What is an algorithm? – Informally, an algorithm is any well-defined computational procedure that takes some value, or set of values, as input and produces some value, or set of values, as output. An algorithm is thus a sequence of computational steps that transform the input into the output.
- algorithm is a step-by-step solution to a given problem with a beginning and an end. Algorithms are written in ‘human readable’ language (e.g. Standard English) rather than a programming language.
Ada Byron Lovelace, daughter of famous poet Lord Byron, published a paper in 1843 that predicted the development of computer software, artificial intelligence, and computer music. In 1834, Ada heard of Babbage’s ideas for a new calculating engine – the Analytical Engine. Ada suggested to Babbage a plan for calculating Bernoulli numbers with the Analytical Engine. This plan is now regarded as the first “computer program.” Ada Lovelace lived more than a century before the first modern computer. She envisioned a world of machines capable of data processing more than a hundred years before the first ‘modern’ computers, and wrote a computing algorithm to prove the concept was possible.

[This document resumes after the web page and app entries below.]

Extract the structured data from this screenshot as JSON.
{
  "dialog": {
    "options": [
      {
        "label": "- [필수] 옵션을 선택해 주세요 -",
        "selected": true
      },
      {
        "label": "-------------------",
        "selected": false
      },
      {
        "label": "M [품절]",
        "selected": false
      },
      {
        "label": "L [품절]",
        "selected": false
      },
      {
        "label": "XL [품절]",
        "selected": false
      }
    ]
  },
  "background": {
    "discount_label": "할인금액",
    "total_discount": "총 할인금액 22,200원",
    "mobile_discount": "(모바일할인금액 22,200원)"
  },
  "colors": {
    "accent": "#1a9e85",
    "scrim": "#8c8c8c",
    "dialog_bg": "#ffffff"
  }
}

- Ada Lovelace: Great Minds (video 3:30)
Some suggested uses of computers she envisioned
- Bernoulli numbers – sample program
computer model – A program that runs on a computer that creates a model, or simulation, of a real-world feature, phenomenon or event.
- The scientists who build computer models start with important features of whatever events they hope to represent. Those features may be the weight of a football that someone will kick or the degree of cloud cover typical of a region’s seasonal climate. Features that can change — or vary — are known as variables.
- Next, the computer modelers identify rules that control those features and their relationships. The researchers express those rules with math.
- Scientists are always learning more from experiments and events in the real world. Researchers use that knowledge to improve computer models. The better computer models are, the more useful they can become.
What’s the problem?
Alan Turing – influential in the development of computer science, giving a formalization of the concepts of “algorithm” and “computation” with the Turing machine, which can be considered a model of a general purpose computer. Turing is widely considered to be the father of computer science and artificial intelligence.
Turing test – a test of a machine’s ability to exhibit intelligent behavior equivalent to, or indistinguishable from, that of a human. In the original illustrative example, a human judge engages in natural language conversations with a human and a machine designed to generate performance indistinguishable from that of a human being. All participants are separated from one another. If the judge cannot reliably tell the machine from the human, the machine is said to have passed the test. The test does not check the ability to give the correct answer to questions; it checks how closely the answer resembles typical human answers.
- Ask – What would it take for a computer to fool you into thinking it was human?
- Imagine – What are some of the things the computer programmer could do to make the conversation more human?
- Design, Build – How hard would it be to make the computer more human-like?
- Improve – Why would anyone want to have a computer that could pretend to be human?
- algorithm – A group of rules or procedures for solving a problem in a series of steps. Algorithms are used in mathematics and in computer programs for figuring out solutions.
- variable – (in mathematics) A letter used in a mathematical expression that may take on more than one different value. (in experiments) A factor that can be changed, especially one allowed to change in a scientific experiment. For instance, when measuring how much insecticide it might take to kill a fly, researchers might change the dose or the age at which the insect is exposed. Both the dose and age would be variables in this experiment.
- computation, value, variable, mathematical expression, model, simulation, data, analytical
Here are some challenges for you to work on…
- What questions would you ask to determine if you were talking to a human or to a computer? How would you tell the difference? What “mistakes” would you expect the computer to make?